Source records:
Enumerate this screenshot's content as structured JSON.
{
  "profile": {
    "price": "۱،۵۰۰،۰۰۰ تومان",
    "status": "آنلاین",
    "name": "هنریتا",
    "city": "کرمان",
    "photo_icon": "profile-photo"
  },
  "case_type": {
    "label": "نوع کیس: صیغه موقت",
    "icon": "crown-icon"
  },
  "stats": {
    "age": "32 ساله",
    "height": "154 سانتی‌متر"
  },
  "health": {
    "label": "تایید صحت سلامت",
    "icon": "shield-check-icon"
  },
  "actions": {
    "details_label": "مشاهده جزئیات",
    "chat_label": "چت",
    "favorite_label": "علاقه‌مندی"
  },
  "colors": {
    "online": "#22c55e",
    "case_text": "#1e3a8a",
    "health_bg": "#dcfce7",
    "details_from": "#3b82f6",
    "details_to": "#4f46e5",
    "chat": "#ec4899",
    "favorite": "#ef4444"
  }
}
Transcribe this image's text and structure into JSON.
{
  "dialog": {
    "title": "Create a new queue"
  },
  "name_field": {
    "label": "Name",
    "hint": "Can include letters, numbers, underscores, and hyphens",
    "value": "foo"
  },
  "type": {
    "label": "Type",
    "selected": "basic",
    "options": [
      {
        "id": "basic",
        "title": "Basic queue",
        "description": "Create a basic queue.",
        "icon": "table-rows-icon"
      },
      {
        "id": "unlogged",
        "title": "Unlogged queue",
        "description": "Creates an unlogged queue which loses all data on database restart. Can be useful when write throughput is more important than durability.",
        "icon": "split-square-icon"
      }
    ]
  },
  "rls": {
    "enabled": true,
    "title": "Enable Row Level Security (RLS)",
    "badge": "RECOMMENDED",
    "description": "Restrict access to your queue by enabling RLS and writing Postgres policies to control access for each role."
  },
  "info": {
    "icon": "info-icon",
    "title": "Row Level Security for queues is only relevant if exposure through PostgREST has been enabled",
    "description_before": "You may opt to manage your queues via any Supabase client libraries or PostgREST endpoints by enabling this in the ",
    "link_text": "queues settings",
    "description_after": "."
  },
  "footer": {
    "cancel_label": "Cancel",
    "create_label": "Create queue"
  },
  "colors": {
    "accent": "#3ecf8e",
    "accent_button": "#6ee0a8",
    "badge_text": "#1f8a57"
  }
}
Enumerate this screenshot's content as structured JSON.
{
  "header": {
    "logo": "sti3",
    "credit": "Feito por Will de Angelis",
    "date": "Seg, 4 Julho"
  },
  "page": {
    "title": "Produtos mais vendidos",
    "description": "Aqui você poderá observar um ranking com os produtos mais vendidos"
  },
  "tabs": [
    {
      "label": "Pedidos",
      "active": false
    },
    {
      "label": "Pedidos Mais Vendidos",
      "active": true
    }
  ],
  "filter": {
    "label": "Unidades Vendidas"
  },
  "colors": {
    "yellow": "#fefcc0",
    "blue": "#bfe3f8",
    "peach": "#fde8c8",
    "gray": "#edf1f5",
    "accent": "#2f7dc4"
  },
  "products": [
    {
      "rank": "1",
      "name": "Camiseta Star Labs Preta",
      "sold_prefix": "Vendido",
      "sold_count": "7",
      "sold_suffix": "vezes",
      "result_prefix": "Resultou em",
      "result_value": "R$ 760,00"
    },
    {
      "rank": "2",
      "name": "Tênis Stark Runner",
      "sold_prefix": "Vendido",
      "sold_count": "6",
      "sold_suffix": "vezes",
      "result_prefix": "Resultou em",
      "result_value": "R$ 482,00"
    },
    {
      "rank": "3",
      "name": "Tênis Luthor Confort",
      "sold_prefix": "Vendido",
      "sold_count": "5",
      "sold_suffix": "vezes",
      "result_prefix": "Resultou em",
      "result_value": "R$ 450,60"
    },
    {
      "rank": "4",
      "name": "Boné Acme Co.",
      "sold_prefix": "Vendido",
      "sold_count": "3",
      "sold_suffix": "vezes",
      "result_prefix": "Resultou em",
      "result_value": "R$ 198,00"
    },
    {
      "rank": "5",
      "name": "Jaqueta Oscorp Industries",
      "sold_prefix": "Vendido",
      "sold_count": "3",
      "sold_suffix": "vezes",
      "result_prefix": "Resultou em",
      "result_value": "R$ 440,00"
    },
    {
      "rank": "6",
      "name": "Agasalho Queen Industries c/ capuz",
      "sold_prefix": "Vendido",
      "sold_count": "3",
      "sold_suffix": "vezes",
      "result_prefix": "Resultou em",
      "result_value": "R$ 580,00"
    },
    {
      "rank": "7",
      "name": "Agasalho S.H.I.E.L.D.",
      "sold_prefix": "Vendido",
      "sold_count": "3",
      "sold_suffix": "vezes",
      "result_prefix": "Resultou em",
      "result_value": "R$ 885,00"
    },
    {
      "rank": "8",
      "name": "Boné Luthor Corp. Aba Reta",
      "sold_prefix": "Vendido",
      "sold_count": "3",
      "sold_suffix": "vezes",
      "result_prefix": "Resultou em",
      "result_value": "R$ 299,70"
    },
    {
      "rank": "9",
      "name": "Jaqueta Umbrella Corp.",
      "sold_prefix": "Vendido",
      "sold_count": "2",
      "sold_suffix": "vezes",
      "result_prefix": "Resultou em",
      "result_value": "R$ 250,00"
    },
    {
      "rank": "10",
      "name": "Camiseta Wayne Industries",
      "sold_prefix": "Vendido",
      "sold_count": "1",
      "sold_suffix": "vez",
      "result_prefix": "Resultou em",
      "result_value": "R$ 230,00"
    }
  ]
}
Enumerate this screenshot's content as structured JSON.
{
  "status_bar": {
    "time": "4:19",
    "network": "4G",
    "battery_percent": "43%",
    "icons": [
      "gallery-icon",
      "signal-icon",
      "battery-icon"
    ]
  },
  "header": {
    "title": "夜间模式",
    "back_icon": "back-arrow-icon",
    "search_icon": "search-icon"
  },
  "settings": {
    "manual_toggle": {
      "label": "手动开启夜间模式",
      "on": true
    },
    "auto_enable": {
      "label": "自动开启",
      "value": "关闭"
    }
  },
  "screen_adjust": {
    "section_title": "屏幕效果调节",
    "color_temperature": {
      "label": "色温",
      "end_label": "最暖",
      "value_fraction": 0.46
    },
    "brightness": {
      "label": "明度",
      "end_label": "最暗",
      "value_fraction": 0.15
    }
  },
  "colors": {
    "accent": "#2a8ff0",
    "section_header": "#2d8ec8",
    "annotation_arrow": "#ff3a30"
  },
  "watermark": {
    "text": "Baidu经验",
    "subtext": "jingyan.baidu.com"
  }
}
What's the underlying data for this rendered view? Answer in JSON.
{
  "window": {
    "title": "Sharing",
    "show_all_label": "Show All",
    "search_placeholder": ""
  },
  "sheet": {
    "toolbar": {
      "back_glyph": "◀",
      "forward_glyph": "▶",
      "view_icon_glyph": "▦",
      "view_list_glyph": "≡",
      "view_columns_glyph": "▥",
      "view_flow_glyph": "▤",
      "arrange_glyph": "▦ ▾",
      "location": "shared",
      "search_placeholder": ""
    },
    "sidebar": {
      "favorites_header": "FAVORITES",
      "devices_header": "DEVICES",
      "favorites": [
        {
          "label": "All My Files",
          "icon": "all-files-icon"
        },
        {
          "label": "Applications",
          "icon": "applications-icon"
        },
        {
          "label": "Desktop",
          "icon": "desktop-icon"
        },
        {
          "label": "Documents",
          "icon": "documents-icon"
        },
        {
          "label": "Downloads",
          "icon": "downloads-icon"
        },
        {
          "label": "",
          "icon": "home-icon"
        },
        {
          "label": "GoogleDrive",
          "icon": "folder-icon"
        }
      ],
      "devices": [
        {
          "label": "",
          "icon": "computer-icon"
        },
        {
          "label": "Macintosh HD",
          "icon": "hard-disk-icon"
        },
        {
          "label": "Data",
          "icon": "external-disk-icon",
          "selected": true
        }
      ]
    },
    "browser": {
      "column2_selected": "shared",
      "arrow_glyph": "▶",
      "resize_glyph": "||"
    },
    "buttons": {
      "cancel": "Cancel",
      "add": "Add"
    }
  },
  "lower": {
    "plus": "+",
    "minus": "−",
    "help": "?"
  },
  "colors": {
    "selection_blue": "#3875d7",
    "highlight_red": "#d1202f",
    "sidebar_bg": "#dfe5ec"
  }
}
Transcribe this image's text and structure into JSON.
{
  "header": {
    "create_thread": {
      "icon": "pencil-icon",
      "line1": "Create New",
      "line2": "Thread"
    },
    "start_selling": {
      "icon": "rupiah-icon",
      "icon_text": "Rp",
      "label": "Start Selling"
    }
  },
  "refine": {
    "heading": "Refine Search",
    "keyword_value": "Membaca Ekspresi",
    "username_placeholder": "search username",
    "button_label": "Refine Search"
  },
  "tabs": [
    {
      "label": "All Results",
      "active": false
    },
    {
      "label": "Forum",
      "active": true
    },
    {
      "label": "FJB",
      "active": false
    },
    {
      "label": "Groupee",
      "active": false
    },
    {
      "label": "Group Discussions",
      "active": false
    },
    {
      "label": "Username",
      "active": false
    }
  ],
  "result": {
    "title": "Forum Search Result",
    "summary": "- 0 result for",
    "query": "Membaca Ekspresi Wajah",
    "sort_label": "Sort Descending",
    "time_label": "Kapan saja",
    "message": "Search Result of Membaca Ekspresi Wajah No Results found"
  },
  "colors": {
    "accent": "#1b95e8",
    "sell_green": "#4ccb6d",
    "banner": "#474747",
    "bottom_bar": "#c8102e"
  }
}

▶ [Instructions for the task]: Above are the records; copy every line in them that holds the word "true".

▶ [Solution to this exercise]:
    "enabled": true,
      "active": true
      "on": true
          "selected": true
      "active": true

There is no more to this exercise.